Moreover, the company is profitable.
However, the company’s market share globally has declined from around 18% to 14% in the last year as other global players have entered the EV space.
In the US too, the company’s market share has fallen to 56% in 2021 as compared to 79% in 2020.
The company is slowly losing market share to industry titans such as Volkswagen, Ford, and General Motors as a slew of new EV models are hitting the market.
Globally, robust competition in Asia is proving to be an obstacle.
The automobile market in Asia is extremely competitive. A wide variety of EV models with various features are available at a fraction of the cost as compared to the US and Europe.
In fact, China’s best-selling EV, the Wuling Hongguang Mini EV starts at a base price of Rs 3.4 lakh ($4,500) which is around one-tenth the cost of the cheapest Tesla model.
Should the same competitive landscape emerge in India, it is unlikely that Tesla will eat into the market share of Tata Motors or Mahindra & Mahindra (M&M).
Tata Motors’ cheapest EV model, Tata Tigor EV starts at around Rs 11.5 lakhs while the Model 3 without any customs duty starts at Rs 30 lakh ($39,990).
This makes it a luxury car not one many can afford. It also does not fall into the same segments that most Indian auto companies operate in.
Where Tesla does pose a threat though, is the luxury market. Among luxury brands, the company’s position appears to be getting stronger as demand for EVs grows.

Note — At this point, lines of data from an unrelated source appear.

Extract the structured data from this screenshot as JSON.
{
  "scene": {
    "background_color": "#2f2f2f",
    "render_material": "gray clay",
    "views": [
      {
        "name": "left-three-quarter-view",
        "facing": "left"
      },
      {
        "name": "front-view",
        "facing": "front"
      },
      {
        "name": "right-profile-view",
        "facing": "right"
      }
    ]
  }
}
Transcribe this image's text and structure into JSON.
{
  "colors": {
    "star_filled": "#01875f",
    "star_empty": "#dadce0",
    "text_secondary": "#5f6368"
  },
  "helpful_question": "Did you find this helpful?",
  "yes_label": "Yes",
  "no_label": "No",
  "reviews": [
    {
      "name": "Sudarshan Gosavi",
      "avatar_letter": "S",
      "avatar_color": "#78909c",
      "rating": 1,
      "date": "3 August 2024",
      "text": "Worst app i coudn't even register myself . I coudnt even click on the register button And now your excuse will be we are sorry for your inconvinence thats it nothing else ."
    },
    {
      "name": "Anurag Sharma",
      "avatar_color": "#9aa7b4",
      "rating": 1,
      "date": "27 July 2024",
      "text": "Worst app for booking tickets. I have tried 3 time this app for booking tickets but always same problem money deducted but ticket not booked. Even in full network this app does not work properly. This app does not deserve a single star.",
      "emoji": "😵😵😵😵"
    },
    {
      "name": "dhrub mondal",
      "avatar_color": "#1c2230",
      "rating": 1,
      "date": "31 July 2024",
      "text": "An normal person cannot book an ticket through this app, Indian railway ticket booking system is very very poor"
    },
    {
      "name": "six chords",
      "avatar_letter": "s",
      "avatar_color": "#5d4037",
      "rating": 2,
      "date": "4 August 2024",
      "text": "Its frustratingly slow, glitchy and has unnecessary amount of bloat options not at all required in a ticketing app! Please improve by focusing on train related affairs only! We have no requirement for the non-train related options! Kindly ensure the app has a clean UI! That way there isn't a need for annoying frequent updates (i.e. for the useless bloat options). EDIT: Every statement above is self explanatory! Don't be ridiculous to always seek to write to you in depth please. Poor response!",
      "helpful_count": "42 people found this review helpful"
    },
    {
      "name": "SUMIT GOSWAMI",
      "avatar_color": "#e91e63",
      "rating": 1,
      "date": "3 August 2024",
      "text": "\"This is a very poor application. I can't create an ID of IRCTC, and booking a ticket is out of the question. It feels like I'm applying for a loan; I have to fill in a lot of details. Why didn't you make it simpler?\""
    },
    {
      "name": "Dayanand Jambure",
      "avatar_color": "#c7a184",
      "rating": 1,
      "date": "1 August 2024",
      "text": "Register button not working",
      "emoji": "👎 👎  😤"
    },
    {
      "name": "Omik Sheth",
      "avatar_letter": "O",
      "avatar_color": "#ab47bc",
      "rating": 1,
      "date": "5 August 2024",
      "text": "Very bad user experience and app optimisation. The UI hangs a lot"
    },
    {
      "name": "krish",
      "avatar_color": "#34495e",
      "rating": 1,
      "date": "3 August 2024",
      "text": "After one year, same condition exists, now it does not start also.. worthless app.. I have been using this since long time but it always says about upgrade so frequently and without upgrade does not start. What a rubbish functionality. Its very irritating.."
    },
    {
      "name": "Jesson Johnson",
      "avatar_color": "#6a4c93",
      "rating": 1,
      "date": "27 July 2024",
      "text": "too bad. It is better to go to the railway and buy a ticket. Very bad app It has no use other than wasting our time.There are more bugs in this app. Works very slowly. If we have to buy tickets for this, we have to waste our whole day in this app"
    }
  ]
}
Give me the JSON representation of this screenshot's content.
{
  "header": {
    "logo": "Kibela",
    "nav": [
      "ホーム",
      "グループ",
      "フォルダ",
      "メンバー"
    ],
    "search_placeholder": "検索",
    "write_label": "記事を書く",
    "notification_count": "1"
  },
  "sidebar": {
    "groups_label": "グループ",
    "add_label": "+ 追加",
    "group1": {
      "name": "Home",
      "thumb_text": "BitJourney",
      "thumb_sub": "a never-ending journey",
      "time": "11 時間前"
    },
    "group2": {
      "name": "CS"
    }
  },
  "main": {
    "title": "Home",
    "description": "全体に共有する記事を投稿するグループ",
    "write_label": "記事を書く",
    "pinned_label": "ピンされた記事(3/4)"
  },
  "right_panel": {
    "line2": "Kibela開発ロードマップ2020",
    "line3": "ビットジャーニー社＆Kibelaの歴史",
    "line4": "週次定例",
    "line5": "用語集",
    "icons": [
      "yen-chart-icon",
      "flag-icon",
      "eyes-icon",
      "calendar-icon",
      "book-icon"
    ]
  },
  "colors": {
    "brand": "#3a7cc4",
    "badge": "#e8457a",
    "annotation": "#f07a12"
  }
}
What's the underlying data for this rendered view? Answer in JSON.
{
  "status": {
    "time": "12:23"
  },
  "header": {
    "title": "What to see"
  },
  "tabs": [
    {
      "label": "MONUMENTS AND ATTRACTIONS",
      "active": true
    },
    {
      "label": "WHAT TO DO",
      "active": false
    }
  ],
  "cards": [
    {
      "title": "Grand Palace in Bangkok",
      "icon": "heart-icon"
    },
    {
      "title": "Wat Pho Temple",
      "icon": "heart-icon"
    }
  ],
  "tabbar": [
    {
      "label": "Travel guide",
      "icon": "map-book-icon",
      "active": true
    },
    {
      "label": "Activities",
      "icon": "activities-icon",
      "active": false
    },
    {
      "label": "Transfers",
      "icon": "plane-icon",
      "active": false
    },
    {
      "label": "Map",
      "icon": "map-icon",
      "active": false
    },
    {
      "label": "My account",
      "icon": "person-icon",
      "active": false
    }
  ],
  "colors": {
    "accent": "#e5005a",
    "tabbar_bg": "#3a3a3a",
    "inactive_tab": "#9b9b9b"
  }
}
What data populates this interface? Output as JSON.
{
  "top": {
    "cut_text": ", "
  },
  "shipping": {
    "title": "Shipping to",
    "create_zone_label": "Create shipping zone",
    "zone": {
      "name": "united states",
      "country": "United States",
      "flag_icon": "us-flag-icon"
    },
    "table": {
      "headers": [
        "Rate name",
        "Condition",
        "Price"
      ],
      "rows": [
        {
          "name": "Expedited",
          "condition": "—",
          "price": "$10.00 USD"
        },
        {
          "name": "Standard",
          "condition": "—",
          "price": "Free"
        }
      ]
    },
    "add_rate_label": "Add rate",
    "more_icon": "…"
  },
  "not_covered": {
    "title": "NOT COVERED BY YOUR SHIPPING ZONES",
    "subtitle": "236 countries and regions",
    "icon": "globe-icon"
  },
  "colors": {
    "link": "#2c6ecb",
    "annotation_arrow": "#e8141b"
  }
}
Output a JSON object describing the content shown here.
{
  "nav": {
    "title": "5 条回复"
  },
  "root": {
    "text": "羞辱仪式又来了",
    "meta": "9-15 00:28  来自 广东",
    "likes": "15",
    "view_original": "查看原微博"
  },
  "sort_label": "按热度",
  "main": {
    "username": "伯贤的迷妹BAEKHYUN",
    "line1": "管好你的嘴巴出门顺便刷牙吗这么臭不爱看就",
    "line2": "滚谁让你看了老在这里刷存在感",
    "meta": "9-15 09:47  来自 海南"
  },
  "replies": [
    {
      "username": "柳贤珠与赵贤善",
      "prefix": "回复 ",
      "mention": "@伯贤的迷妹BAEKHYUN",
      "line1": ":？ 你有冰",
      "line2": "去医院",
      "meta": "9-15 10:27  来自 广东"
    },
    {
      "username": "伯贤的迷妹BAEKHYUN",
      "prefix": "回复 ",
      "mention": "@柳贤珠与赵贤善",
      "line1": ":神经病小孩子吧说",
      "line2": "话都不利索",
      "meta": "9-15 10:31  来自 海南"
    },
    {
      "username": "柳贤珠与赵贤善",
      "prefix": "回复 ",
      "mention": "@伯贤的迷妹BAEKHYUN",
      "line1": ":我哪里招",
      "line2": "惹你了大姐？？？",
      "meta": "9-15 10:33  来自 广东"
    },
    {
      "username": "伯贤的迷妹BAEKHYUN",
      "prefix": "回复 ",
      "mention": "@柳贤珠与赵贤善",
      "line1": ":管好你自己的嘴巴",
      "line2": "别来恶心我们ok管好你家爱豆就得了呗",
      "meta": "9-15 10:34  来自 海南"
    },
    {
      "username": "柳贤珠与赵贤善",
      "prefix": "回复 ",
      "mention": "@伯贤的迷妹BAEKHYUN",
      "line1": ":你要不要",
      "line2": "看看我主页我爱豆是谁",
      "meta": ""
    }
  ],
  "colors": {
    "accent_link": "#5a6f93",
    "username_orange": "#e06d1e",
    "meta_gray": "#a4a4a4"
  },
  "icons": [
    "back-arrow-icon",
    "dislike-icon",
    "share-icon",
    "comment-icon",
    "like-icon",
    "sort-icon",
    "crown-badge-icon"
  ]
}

Tesla beat Mercedes-Benz for the number three spot in new luxury-car registrations in the US in September 2021.
In India, it could give tough competition to Mercedes Benz, BMW, Jaguar Land Rover, and Audi.
The demand for luxury EVs in India is only going to increase with time and the competition is expected to be intense.
Mercedes-Benz has announced plans to introduce its EV, EQS saloon later in the year while Audi has kicked off a study to check the feasibility of assembling EVs locally.
Swedish automaker Volvo is also looking to enter the fray.
BMW, meanwhile, is seeking a duty cut on fully built imported vehicles, just like Tesla, but for a limited period as it is also considering localisation.
If Tesla aims to capture the premium automobile market in India, it would have to up the ante.
One of the things it could do is follow in the footsteps of technology giant Apple.
In 2017, Apple had requested the government to relaxe the 30% local sourcing condition for FDI in single-brand retail stores.
The Indian government at the time had rejected the company’s proposal.
Months later Apple set up its local manufacturing unit in India under the ‘Make in India’ program. It was able to lower prices by taking advantage of domestic manufacturing.
Following this, the company witnessed an increase in sales. In 2020, the company registered a 68% jump in sales of iPhones.
As a result, its market share is now one-third of the premium smartphone market in India.
Tesla could vastly benefit if it did the same.
The EV market is growing rapidly in India and is expected to contribute a sizeable portion in the near future.
The new ecosystem that will emerge will definitely disrupt the existing vehicle market. Moreover, companies that a part of this revolution will gain a lot.
How Tesla makes the most of the EV opportunity in India remains to be seen. Meanwhile, stay tuned for more updates from this space.
All the hype surrounding EV stocks is for a good reason. Slowly, EVs are replacing internal combustion engine (ICE) vehicles.
The transition to 100% EVs will bring plenty of opportunities for EV makers.
Disclaimer: This article is for information purposes only. It is not a stock recommendation and should not be treated as such.
(This article is syndicated from Equitymaster.com)
(This story has not been edited by NDTV staff and is auto-generated from a syndicated feed.)